(Dataset rows for apps and sites)
# # # #
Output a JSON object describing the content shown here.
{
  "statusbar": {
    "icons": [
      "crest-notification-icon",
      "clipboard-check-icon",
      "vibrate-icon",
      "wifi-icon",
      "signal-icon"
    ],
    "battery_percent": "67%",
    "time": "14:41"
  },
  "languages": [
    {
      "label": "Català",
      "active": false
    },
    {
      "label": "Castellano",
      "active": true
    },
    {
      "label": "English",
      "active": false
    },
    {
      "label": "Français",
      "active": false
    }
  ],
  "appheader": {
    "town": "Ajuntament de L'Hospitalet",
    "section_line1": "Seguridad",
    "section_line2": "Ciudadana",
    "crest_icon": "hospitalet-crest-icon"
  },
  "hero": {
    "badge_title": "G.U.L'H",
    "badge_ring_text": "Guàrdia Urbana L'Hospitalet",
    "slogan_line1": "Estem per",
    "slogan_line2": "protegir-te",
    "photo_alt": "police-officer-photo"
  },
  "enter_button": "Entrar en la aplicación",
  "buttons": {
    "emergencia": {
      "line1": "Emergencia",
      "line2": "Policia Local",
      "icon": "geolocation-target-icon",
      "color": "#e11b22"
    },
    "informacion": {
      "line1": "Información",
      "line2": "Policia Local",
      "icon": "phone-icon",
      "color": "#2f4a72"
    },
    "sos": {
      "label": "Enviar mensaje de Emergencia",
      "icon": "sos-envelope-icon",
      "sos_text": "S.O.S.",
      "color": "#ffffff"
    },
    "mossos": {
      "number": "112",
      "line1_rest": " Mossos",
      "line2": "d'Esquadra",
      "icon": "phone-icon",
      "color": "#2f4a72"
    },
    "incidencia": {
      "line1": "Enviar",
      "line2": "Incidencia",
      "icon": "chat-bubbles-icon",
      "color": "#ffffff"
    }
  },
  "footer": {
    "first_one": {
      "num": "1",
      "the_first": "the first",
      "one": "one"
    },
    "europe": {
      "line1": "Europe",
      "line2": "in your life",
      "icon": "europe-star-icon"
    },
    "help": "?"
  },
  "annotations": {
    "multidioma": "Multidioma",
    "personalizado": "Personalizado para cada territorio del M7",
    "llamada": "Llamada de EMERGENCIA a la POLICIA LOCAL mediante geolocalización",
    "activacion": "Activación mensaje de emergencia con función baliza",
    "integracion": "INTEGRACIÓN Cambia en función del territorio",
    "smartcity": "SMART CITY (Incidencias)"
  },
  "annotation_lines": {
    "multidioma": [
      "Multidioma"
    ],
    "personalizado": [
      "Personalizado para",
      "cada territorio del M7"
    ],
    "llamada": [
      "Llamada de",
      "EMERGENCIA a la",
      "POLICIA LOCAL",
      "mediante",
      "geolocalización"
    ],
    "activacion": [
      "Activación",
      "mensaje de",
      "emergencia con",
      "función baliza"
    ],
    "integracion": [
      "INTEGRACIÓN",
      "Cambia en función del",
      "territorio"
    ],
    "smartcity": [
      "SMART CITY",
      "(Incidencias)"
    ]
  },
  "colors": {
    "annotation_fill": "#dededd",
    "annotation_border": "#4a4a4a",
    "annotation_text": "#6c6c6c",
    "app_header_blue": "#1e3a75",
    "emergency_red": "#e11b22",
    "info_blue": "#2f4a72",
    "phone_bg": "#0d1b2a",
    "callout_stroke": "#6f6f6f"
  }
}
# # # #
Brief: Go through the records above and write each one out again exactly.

Result below:
Output a JSON object describing the content shown here.
{
  "statusbar": {
    "icons": [
      "crest-notification-icon",
      "clipboard-check-icon",
      "vibrate-icon",
      "wifi-icon",
      "signal-icon"
    ],
    "battery_percent": "67%",
    "time": "14:41"
  },
  "languages": [
    {
      "label": "Català",
      "active": false
    },
    {
      "label": "Castellano",
      "active": true
    },
    {
      "label": "English",
      "active": false
    },
    {
      "label": "Français",
      "active": false
    }
  ],
  "appheader": {
    "town": "Ajuntament de L'Hospitalet",
    "section_line1": "Seguridad",
    "section_line2": "Ciudadana",
    "crest_icon": "hospitalet-crest-icon"
  },
  "hero": {
    "badge_title": "G.U.L'H",
    "badge_ring_text": "Guàrdia Urbana L'Hospitalet",
    "slogan_line1": "Estem per",
    "slogan_line2": "protegir-te",
    "photo_alt": "police-officer-photo"
  },
  "enter_button": "Entrar en la aplicación",
  "buttons": {
    "emergencia": {
      "line1": "Emergencia",
      "line2": "Policia Local",
      "icon": "geolocation-target-icon",
      "color": "#e11b22"
    },
    "informacion": {
      "line1": "Información",
      "line2": "Policia Local",
      "icon": "phone-icon",
      "color": "#2f4a72"
    },
    "sos": {
      "label": "Enviar mensaje de Emergencia",
      "icon": "sos-envelope-icon",
      "sos_text": "S.O.S.",
      "color": "#ffffff"
    },
    "mossos": {
      "number": "112",
      "line1_rest": " Mossos",
      "line2": "d'Esquadra",
      "icon": "phone-icon",
      "color": "#2f4a72"
    },
    "incidencia": {
      "line1": "Enviar",
      "line2": "Incidencia",
      "icon": "chat-bubbles-icon",
      "color": "#ffffff"
    }
  },
  "footer": {
    "first_one": {
      "num": "1",
      "the_first": "the first",
      "one": "one"
    },
    "europe": {
      "line1": "Europe",
      "line2": "in your life",
      "icon": "europe-star-icon"
    },
    "help": "?"
  },
  "annotations": {
    "multidioma": "Multidioma",
    "personalizado": "Personalizado para cada territorio del M7",
    "llamada": "Llamada de EMERGENCIA a la POLICIA LOCAL mediante geolocalización",
    "activacion": "Activación mensaje de emergencia con función baliza",
    "integracion": "INTEGRACIÓN Cambia en función del territorio",
    "smartcity": "SMART CITY (Incidencias)"
  },
  "annotation_lines": {
    "multidioma": [
      "Multidioma"
    ],
    "personalizado": [
      "Personalizado para",
      "cada territorio del M7"
    ],
    "llamada": [
      "Llamada de",
      "EMERGENCIA a la",
      "POLICIA LOCAL",
      "mediante",
      "geolocalización"
    ],
    "activacion": [
      "Activación",
      "mensaje de",
      "emergencia con",
      "función baliza"
    ],
    "integracion": [
      "INTEGRACIÓN",
      "Cambia en función del",
      "territorio"
    ],
    "smartcity": [
      "SMART CITY",
      "(Incidencias)"
    ]
  },
  "colors": {
    "annotation_fill": "#dededd",
    "annotation_border": "#4a4a4a",
    "annotation_text": "#6c6c6c",
    "app_header_blue": "#1e3a75",
    "emergency_red": "#e11b22",
    "info_blue": "#2f4a72",
    "phone_bg": "#0d1b2a",
    "callout_stroke": "#6f6f6f"
  }
}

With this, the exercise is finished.